Internet performance monitoring company Keynote Systems Inc. notes that Mydoom’s effect on web site performance appears to have peaked yesterday.
MessageLabs says it first intercepted the Mydoom worm at 8 a.m. Eastern Time yesterday and that within 24 hours it had stopped more than 1.2 million copies of the virus while recording a peak infection rate of 1 in 12 e-mail messages.
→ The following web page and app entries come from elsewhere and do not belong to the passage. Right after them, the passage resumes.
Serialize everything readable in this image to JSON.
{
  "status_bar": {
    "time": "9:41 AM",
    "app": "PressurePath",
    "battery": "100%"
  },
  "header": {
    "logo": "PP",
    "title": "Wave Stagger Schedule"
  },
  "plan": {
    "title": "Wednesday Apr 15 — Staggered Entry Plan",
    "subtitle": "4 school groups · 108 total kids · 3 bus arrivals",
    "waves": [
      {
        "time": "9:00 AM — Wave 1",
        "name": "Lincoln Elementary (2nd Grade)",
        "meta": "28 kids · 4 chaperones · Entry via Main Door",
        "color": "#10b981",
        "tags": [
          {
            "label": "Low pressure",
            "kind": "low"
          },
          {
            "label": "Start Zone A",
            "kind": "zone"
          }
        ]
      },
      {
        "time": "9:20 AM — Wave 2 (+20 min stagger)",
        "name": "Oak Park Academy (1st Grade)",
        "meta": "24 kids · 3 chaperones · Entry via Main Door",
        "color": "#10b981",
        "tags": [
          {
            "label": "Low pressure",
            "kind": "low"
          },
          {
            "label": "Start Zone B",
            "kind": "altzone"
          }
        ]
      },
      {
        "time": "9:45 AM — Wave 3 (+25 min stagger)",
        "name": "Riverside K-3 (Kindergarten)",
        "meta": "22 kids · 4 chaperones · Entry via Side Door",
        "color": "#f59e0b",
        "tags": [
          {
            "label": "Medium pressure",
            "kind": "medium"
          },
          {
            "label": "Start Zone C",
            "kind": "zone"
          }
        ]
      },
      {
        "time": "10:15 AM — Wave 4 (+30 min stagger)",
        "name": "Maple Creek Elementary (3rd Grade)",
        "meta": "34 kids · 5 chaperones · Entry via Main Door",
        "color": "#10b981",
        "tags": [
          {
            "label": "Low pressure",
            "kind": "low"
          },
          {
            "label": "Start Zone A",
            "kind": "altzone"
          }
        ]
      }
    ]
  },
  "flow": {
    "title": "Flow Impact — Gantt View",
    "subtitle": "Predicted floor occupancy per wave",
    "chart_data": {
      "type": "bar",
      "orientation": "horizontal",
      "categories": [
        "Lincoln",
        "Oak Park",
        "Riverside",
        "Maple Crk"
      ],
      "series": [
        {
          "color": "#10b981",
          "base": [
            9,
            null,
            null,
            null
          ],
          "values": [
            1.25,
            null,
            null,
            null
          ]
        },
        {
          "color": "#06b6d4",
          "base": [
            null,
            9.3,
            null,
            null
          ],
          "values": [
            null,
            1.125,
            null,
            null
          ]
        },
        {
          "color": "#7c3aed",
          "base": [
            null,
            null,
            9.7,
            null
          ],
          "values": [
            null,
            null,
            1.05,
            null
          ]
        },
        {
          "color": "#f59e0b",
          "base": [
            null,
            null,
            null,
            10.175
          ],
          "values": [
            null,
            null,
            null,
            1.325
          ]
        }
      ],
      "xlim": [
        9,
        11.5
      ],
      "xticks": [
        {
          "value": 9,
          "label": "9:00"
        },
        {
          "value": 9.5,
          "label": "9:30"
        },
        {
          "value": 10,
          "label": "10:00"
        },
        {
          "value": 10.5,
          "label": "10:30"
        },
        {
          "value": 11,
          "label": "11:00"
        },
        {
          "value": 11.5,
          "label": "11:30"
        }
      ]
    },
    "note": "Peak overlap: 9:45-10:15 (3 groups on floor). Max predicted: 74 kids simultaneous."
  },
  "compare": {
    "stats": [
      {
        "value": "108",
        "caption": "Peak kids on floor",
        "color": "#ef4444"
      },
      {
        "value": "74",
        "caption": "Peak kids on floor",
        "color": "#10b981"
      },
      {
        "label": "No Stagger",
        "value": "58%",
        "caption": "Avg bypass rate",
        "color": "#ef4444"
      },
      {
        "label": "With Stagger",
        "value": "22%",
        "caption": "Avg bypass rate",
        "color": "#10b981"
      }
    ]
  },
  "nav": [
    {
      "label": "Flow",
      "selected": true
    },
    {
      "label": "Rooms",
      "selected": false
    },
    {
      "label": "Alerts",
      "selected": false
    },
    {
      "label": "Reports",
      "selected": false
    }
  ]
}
By contrast, it says, it stopped 1 million copies of the Sobig.F virus within its first day last year and recorded a peak infection rate of 1 in 17 e-mails.
“With a text file icon instead of graphics that lead people to believe it is innocuous, this virus appears to have hit a sweet spot in execution and propagation,” says Mark Sunner, CTO at MessageLabs. “Its success and back-door Trojan component could further increase the prevalence of open proxies for nefarious purposes."
MessageLabs notes that Mydoom is a mass-mailing worm that attempts to spread via e-mail and by copying itself to any available shared directories used by Kazaa, the music file-sharing service. The worm harvests addresses from infected machines and targets files with the following extensions: .wab, .adb, .tbb, .dbx, .asp, .php, .sht, .htm, .txt.
Keynote reports that Mydoom’s worst impact on site performance occurred yesterday, when the average home page download time for the 40 web sites in its Keynote Business 40 Internet Performance Index reached 4 seconds, compared to the more common range of 2-3 seconds. The average download had dropped to 3.2 seconds early this morning, but sites in the index began to show delays of up to 3.9 seconds by late morning, Keynote says.
In addition, Keynote says that the average number of pages available for the sites in the index dropped to 90% yesterday, compared to a usual availability of about 95%, but that availability began to rise again today.